Doing what is reasonable to avoid injury In looking for ways to adjust activities or situations when necessary to minimise foreseeable harm, consider: Supporting people to confront risks safely To help balance foreseeable harm with benefits of an activity or situation, aim to empower clients to take control over and responsibility for the situations, including the risks, with which they are confronted.
For example, if a client wants to move out of home and he requires support for daily living, encourage them to identify the potential risks and develop strategies to overcome them.
Safeguarding others from injury Remember that in your assessment of potential harm occurring duty of care does extend to other consumers and members of the public.
For example, if you take a client who has challenging behaviours on an outing to the city, you must take precautions, with adequate supervision to ensure that no member of the public is harmed in any way.
Role of agency policy and procedure Agencies in the CSI should always ensure that there is a clearly written policy and procedure, which enables staff to understand and perform their duty of care.
Policy will vary according to the target group and agency context, but should include the following points: The following points are an example of what may be incorporated into a policy and procedure in relation to duty of care.What is BREACH OF DUTY?

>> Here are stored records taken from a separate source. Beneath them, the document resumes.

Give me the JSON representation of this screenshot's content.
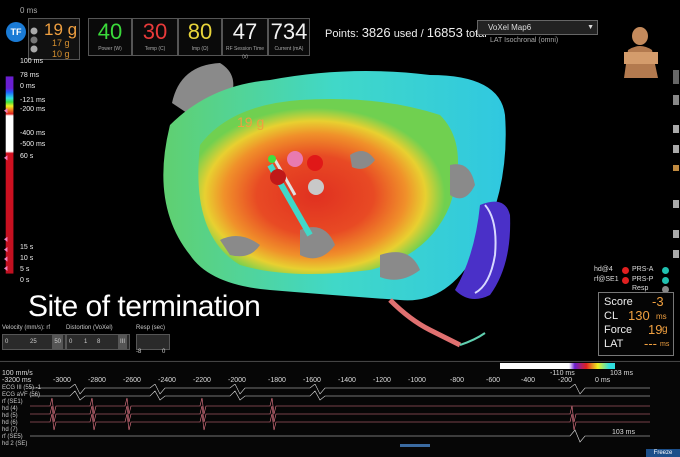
{
  "force_display": {
    "badge": "TF",
    "small": "0 ms",
    "main": "19 g",
    "sub1": "17 g",
    "sub2": "10 g"
  },
  "metrics": [
    {
      "value": "40",
      "label": "Power (W)",
      "color": "#3ad93a"
    },
    {
      "value": "30",
      "label": "Temp (C)",
      "color": "#e83a3a"
    },
    {
      "value": "80",
      "label": "Imp (Ω)",
      "color": "#e8d43a"
    },
    {
      "value": "47",
      "label": "RF Session Time (s)",
      "color": "#f2f2f2"
    },
    {
      "value": "734",
      "label": "Current (mA)",
      "color": "#f2f2f2"
    }
  ],
  "points": {
    "prefix": "Points:",
    "used": "3826",
    "used_label": "used /",
    "total": "16853",
    "total_label": "total"
  },
  "map_select": {
    "value": "VoXel Map6",
    "sub": "LAT Isochronal (omni)"
  },
  "scale_ticks": [
    "100 ms",
    "78 ms",
    "0 ms",
    "-121 ms",
    "-200 ms",
    "-400 ms",
    "-500 ms",
    "60 s",
    "15 s",
    "10 s",
    "5 s",
    "0 s"
  ],
  "caption": "Site of termination",
  "annotation": "19 g",
  "legend": [
    {
      "label": "hd@4",
      "color": "#e02020"
    },
    {
      "label": "PRS-A",
      "color": "#20c0b0"
    },
    {
      "label": "rf@SE1",
      "color": "#e02020"
    },
    {
      "label": "PRS-P",
      "color": "#20c0b0"
    },
    {
      "label": "Resp",
      "color": "#888888"
    }
  ],
  "score_box": {
    "score_label": "Score",
    "score": "-3",
    "cl_label": "CL",
    "cl": "130",
    "cl_unit": "ms",
    "force_label": "Force",
    "force": "19",
    "force_unit": "g",
    "lat_label": "LAT",
    "lat": "---",
    "lat_unit": "ms"
  },
  "controls": {
    "velocity_label": "Velocity (mm/s): rf",
    "velocity_values": [
      "0",
      "25",
      "50"
    ],
    "distortion_label": "Distortion (VoXel)",
    "distortion_values": [
      "0",
      "1",
      "8",
      "III"
    ],
    "resp_label": "Resp (sec)",
    "resp_values": [
      "-8",
      "0"
    ]
  },
  "timeline": {
    "speed": "100 mm/s",
    "ticks": [
      "-3200 ms",
      "-3000",
      "-2800",
      "-2600",
      "-2400",
      "-2200",
      "-2000",
      "-1800",
      "-1600",
      "-1400",
      "-1200",
      "-1000",
      "-800",
      "-600",
      "-400",
      "-200",
      "0 ms"
    ],
    "marker1": "-110 ms",
    "marker2": "103 ms",
    "marker3": "103 ms",
    "channels": [
      "ECG III (55) -1",
      "ECG aVF (56)",
      "rf (SE1)",
      "hd (4)",
      "hd (5)",
      "hd (6)",
      "hd (7)",
      "rf (SE5)",
      "hd 2 (SE)"
    ],
    "freeze_label": "Freeze"
  }
}
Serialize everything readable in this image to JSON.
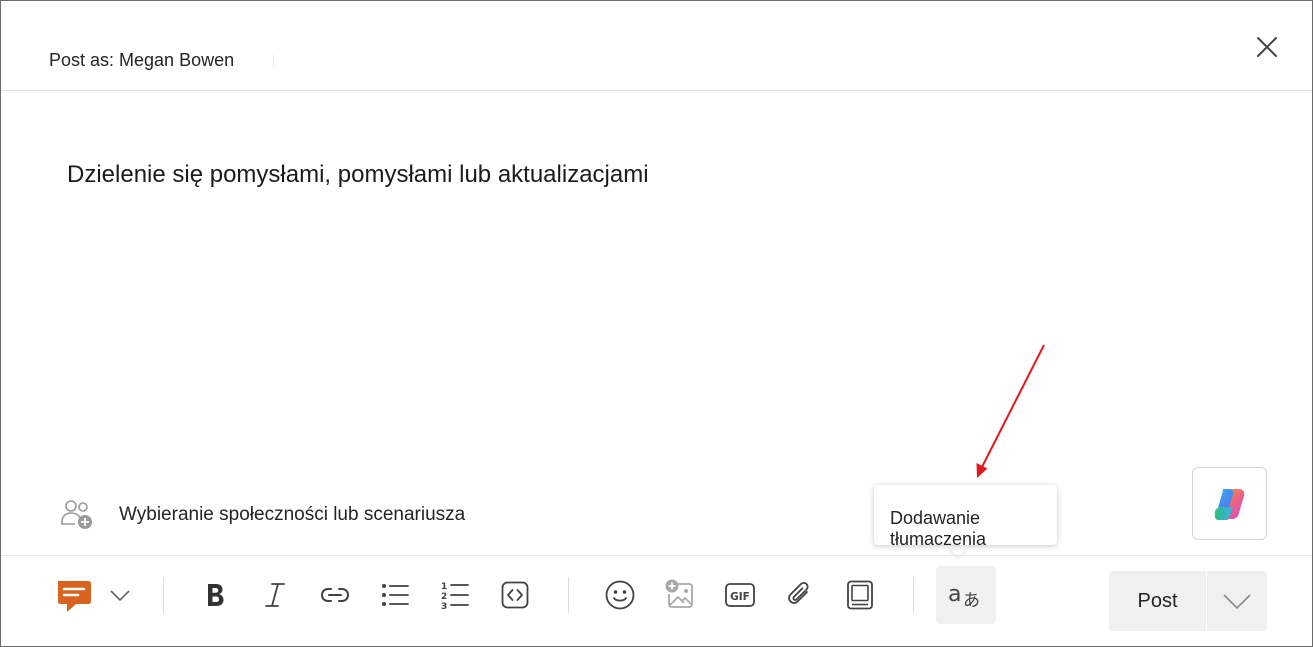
{
  "header": {
    "post_as_label": "Post as: Megan Bowen",
    "close_icon": "close-icon"
  },
  "composer": {
    "placeholder": "Dzielenie się pomysłami, pomysłami lub aktualizacjami"
  },
  "community": {
    "icon": "people-add-icon",
    "label": "Wybieranie społeczności lub scenariusza"
  },
  "copilot": {
    "icon": "copilot-icon"
  },
  "tooltip": {
    "text": "Dodawanie tłumaczenia"
  },
  "toolbar": {
    "message_type_icon": "discussion-icon",
    "message_type_color": "#D9631E",
    "buttons": [
      "bold-icon",
      "italic-icon",
      "link-icon",
      "bullet-list-icon",
      "numbered-list-icon",
      "code-icon",
      "emoji-icon",
      "image-add-icon",
      "gif-icon",
      "attach-icon",
      "article-icon",
      "translate-icon"
    ],
    "post_label": "Post"
  },
  "annotation": {
    "arrow_color": "#E0191F"
  }
}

In a general sense, any violation or omission of a legal or moral duty. More particularly, the neglect or failure to fulfill in a just and proper manner the duties of an office or fiduciary employment.
DUTY, BREACH OF FAITH, TONNAGE DUTY, BREACH OF CONTRACT, DUTY OF CARE, BREACH OF TRUST, BREACH . Breach of Duty of Care Introduction Once it is established that a duty of care is owed by the defendant to the plaintiff, a cause of action in negligence requires determination of whether there has been a breach of that duty of care.

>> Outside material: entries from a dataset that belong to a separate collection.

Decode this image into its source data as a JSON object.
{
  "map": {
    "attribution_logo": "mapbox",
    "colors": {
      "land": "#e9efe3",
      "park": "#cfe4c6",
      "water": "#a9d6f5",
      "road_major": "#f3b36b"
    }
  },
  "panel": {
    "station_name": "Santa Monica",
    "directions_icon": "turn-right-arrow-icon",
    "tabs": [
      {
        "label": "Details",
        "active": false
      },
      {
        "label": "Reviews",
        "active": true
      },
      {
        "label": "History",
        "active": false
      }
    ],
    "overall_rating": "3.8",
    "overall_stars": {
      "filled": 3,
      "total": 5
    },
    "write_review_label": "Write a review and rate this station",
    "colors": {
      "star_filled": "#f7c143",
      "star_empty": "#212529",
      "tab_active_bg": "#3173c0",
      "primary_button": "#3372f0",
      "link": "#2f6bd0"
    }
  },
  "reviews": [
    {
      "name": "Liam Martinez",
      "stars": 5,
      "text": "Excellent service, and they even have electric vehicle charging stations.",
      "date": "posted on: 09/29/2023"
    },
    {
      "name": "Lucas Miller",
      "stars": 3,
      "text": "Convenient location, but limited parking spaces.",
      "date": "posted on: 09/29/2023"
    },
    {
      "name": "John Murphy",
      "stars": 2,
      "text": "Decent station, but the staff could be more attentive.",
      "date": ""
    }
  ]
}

General standard of care. For a defendant to be deemed negligent, he must have breached his duty of care towards the plaintiff. In order to be deemed as breaching the duty of care, his actions must be proven to fall below the standard of care likely to be taken by the reasonable man.
What is “breach of duty”? A breach of duty occurs when one person or company has a duty of care toward another person or company, but fails to live up to that standard. A person may be liable for negligence in a personal injury case if his breach of duty caused another person’s injuries.
Breach of Duty It's not enough for a plaintiff to prove that the defendant owed him or her or a duty; the plaintiff must also prove that the defendant breached his or duty to the plaintiff.
A defendant breaches such a duty by failing to . ⇒ Although the test for breach of duty of care takes into account 'the defendant's circumstances', this really brings into play issues such as whether the defendant was acting in an emergency (as mentioned above).
However, the court will generally not take into account the defendant's personal characteristics.